[01:06:47] Yeah. Uh, I thought about it before though. Talk to us like, what am I to say? I don't know.
[01:06:57] Brian Beckcom: [01:06:57] It's so funny how many people think that
[01:07:02] [01:07:00] Jared Dunten: [01:07:02] that was like, okay, so what? What am I going to say? And then I hop on and you got blink on them like. Jesus. He's elected to take two tours as a Marine Corps officer in Felicia. It's like, how do you follow that? I, uh,
[01:07:24] I got a buddy that was like, dude, just for yourself. It's, everyone's got their, their stuff that they're struggling with. Mmm. You know, if we're taking it back to the Corona, and again, it's like, at least we don't have a name for it. They should not point to it. And, uh, collectively it's like, man, if we can just get together, we can just be a little nicer to each other, a little more accepting, give everyone a hand.
[01:07:53] And I know we all have different ideas about how that works and how best to do that, but it's like, yeah, we've got to just be [01:08:00] good to each other and, uh, focus on those things. And there's just, you know, when you see so much bad stuff from see something negative things, you know, that's what you'd see attention.
[01:08:12] And so a lot of times we forget, there's a million wonderful, incredible things for everyone. Bad thing. And so it's like focus on those things, or at least take your mind off the bad things with that for a bit. So it's a practice. It's not preachy. I'm not a preacher. I'm telling myself this much. So, yeah.
[01:08:36] Brian Beckcom: [01:08:36] Well, and Jared, that is a perfect way, I think, to wrap up the podcast. I've, I've taken you over the time that I said I would take you, but one of the positive things I think people can focus on now during times like this is people like you. And the reason I wanted to get you. On the podcast was to give people [01:09:00] inspiration, show people that you can be faced with very difficult struggles, very difficult obstacles, and still be a joyful, romantic, optimistic person.
[01:09:13] Not all the time. I'm sure your wife would say you're not like that all the time.
[01:09:17] Jared Dunten: [01:09:17] I'm telling you, it's a work in progress.
[01:09:20] Brian Beckcom: [01:09:20] We're all working.

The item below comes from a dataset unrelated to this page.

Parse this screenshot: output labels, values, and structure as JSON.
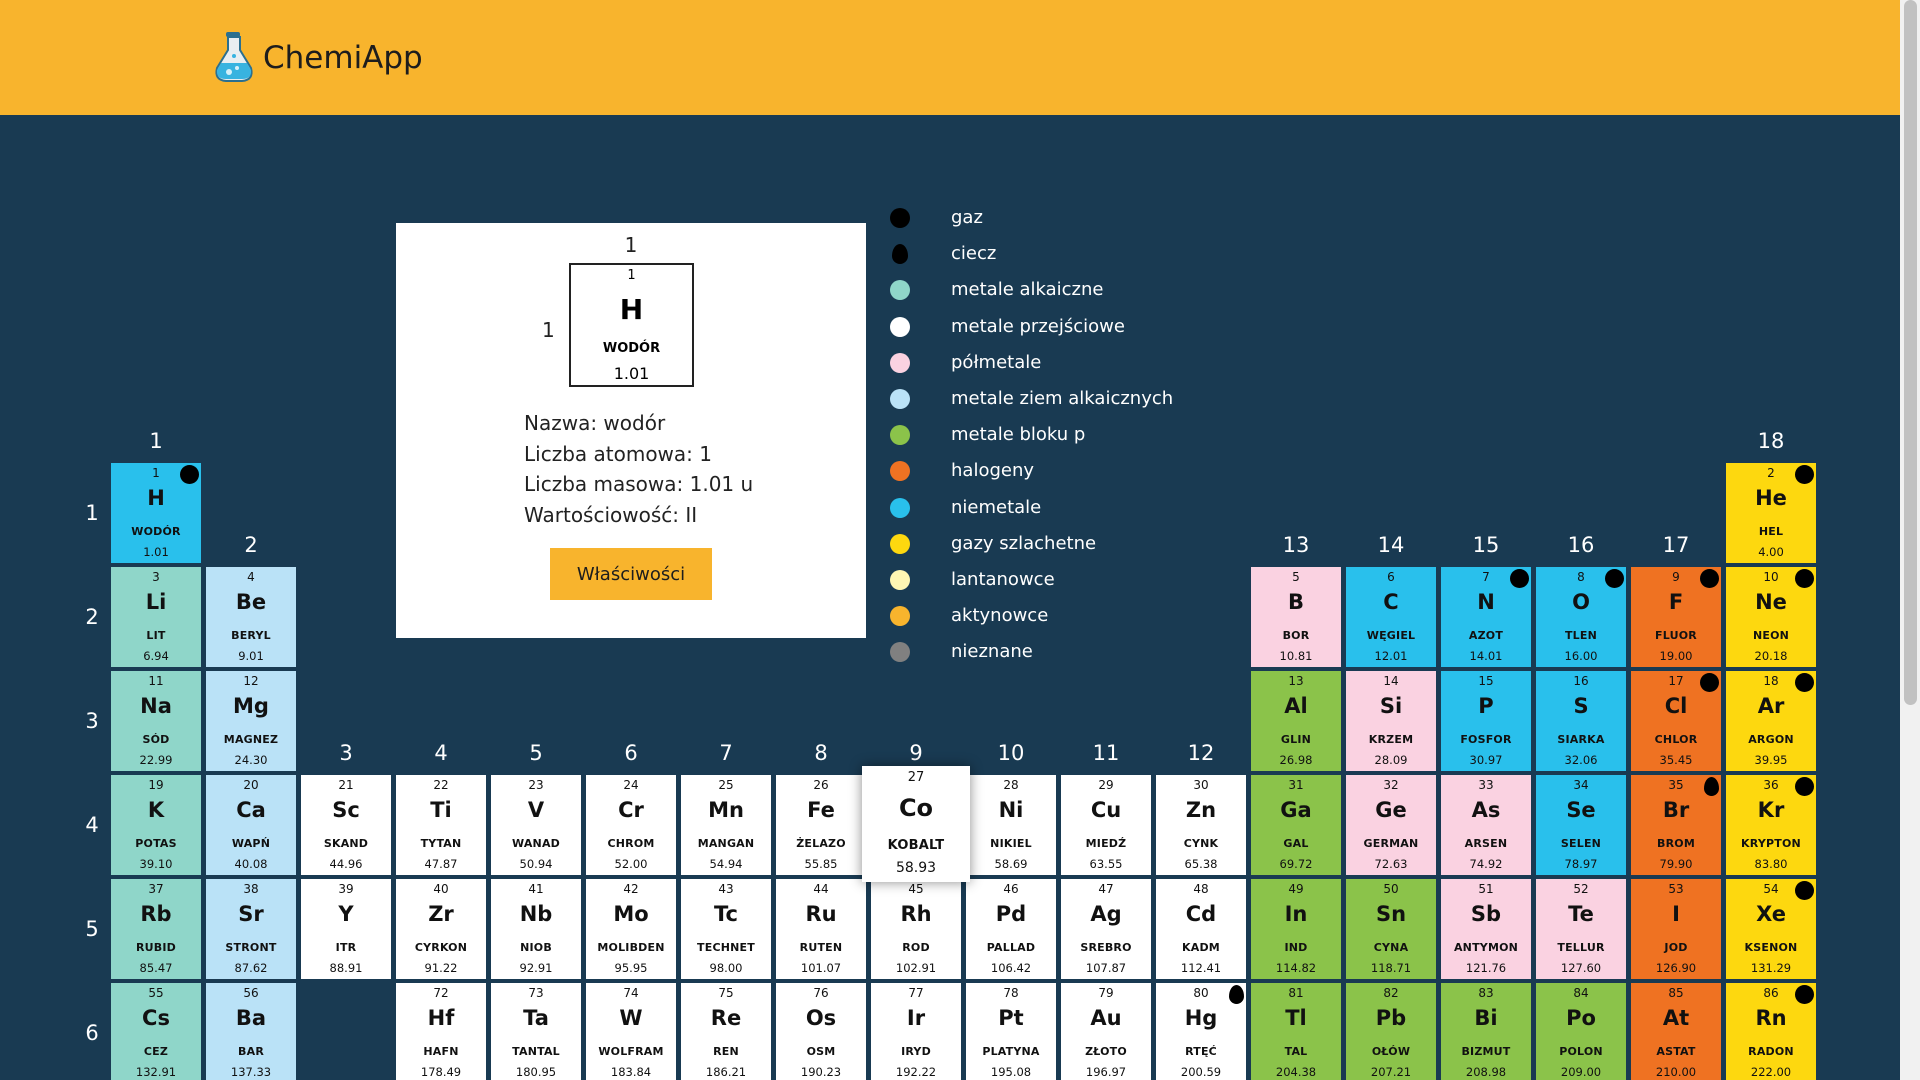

[01:09:23] Jared Dunten: [01:09:23] We're all learning things every day and getting her face punched. You know, it's, it's hard for everybody and you gotta respect that. You gotta try. I fail all the time.
[01:09:34] So, you know, go easy on yourselves.
[01:09:37] Brian Beckcom: [01:09:37] Well, you inspire me. You inspire a lot of people out there and just keep doing what you're doing, brother, man, I, I again, I, I love you. I'm so happy that you came on the podcast. I want to talk to you about maybe commissioning a painting at some point before we get off the phone.
[01:09:55] Jared, and you know, Blake was saying the same thing, by the way, when I talked to him, he goes, man, I need to get one in Jerrod's [01:10:00] paintings. You might be good
[01:10:04] Jared Dunten: [01:10:04] for let you go
[01:10:05] Brian Beckcom: [01:10:05] tell people where they can find you online.
[01:10:08] Jared Dunten: [01:10:08] It said that jacob.com and my name. And that's jaden.com and you can look through my work. I mean, there's a ton that, yeah, that's kind of the newer stuff and you can just email me what sites there questions. I'm happy. I love doing it and I love.
[01:10:31] Making some of her people and working with people to make something for their place. So I appreciate it. Thank you for having me on. Awesome.
[01:10:40] Brian Beckcom: [01:10:40] I hope we have ag and football season this year.
[01:10:44] Jared Dunten: [01:10:44] Have a good one.
[01:10:45] Brian Beckcom: [01:10:45] Good one.
[01:10:47] Jared Dunten: [01:10:47] All right, man. Let's get see you, Brian.
[01:10:49] Brian Beckcom: [01:10:49] Good. See you, man.
[01:10:50] Jared Dunten: [01:10:50] Thank you, Karen.
[01:10:51] Brian Beckcom: [01:10:51] You too.